“Neutral Service” is a phrase that likely had the father of the Tour de France, Henri Desgrange, turning over in his grave when the first Mavic Neutral Service car became part of the caravan behind the peloton at the 1973 Paris-Nice. In the early years of the Tour, riders were responsible for conducting their own repairs and were forbidden any outside assistance.
Founded in 1889 as Manufacture d’Articles Vélocipédiques Idoux et Chanel, by Charles Idoux and Lucien Chanel, Mavic was long known for their bicycle components and groups, but today are mostly known for their wheels and technical apparel.
So how did that first Mavic Neutral Service vehicle come to join the caravan? It all started the previous year at the Critérium du Dauphiné Libéré, when one team director’s vehicle broke down, and Bruno Gormand (the then-current owner of Mavic) lent the director his own personal car.
Support cars were nothing new, but the ideas of having a fully professional neutral support vehicle, stocked with spare wheels, bikes, and a mechanic with enough tools to effect a wide variety of mid-race mobile repairs was good for racing. When gaps were relatively small from the breakaway to the peloton, the commissaires would call for the Mavic car to come forward to provide support for the riders in the break until the gap opened up enough to call team cars forward.
By 1977, Mavic had become the official Neutral Support partner of the Tour de France. Soon, the yellow Mavic cars became one of the most widely recognized symbols in bike racing, like the maillot jaune or maglia rosa or the red kite flown at 1 km to the finish.
So why yellow? Gormond asked one of the cameramen filming the race for French television what color would stand out best, and the response was yellow and black for contrast.
At most races there will be 2-3 Mavic Neutral Service cars along with 2 motorcycles also providing service when needed.

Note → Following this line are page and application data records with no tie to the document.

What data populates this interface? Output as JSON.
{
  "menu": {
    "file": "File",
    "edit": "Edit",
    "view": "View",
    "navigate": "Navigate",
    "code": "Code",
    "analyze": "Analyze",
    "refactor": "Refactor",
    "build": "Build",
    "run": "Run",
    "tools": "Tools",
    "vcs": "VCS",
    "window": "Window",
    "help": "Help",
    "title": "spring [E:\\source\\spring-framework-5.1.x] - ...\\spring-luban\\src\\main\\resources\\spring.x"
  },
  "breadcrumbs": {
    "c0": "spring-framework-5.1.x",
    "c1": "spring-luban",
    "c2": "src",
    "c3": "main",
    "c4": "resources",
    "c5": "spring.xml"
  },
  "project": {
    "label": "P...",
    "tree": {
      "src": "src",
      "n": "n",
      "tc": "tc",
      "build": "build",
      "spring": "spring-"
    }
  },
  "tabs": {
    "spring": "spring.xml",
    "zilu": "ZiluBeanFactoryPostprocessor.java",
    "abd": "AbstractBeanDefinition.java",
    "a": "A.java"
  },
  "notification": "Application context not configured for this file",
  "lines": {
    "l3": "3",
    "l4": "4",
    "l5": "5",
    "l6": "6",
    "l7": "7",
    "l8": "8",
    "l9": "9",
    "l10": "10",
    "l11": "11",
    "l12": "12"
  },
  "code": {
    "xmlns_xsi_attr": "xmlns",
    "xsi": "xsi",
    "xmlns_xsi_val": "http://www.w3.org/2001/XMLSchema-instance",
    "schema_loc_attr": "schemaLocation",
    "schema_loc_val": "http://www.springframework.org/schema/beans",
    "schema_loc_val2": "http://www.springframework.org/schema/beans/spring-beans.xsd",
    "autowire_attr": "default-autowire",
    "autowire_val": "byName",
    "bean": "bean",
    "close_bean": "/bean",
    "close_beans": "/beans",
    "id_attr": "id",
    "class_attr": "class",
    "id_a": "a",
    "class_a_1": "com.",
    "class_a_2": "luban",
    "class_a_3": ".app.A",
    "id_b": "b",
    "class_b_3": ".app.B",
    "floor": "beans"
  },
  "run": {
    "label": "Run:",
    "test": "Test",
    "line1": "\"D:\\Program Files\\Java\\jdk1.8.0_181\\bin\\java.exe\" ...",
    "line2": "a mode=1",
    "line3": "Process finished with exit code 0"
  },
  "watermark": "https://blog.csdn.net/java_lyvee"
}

Each car is typically stocked with 4 bikes on the roof, 3 full sets of wheels on the rear, and 1 set of wheels in the car. The mechanic always sits in the right rear passenger seat for quickest and safest egress from the car when service is needed by a rider. Typically, the mechanic will have a full portable tool chest on the rear driver’s side, and often will have the most commonly needed tools in a pouch hanging from the back of the front passenger’s seat.
Each motorcycle is typically stocked with 2 sets of wheels mounted to a rack on the rear, while the mechanic riding in the passenger position will carry another set of wheels in his hands, ready to jump off the bike to change a wheel if a rider flats.
While the drivers are often mechanics as well, many of them are also former racers with a high familiarity of how the peloton ebbs and flows, allowing them to successfully navigate the often-chaotic caravan and peloton ballet to get to the front safely when called forward. They will most often be the first car called forward when a break is established, and the last to pull out of the gap if the break is reeled in by the peloton.
On a good day, everything is quiet in the neutral service car except for the crackling of race radio, but they are always there, always ready to jump into action when the need arises.
Since the introduction of a professional neutral service vehicle at the 1973 Paris Nice, other companies have also joined the caravan in a similar position; Vittoria is at most of the races in Italy, and both Shimano and SRAM are becoming more common sightings at races, but Mavic owns the distinction of being the first and the most widely recognized.
I had the honor of riding with Mavic Neutral Service at the 2017 Tour of Utah for a couple of days. Unfortunately for telling a story, both days were relatively quiet, but I was able to capture some photos of the crew in action, as well as of the race itself from a different perspective, at the rear.
The caravan ballet is a pretty amazing thing to be a part of, especially when it’s happening on a windy canyon road at 60mph on a descent.
Mavic’s current partnership as the official Neutral Support provider began with the 2016 edition of the Larry H. Miller Tour of Utah, and is expected to continue through 2018.
My thanks to Aaron Walker at Mavic USA, which is part of the Amer Sports portfolio of companies based in Ogden, Utah for helping to arrange my time in the cars, and to Nate Field and the rest of his Mavic crew at the Tour of Utah for being such gracious hosts.
This article originally appeared in the September/Fall 2017 issue of Cycling West Magazine.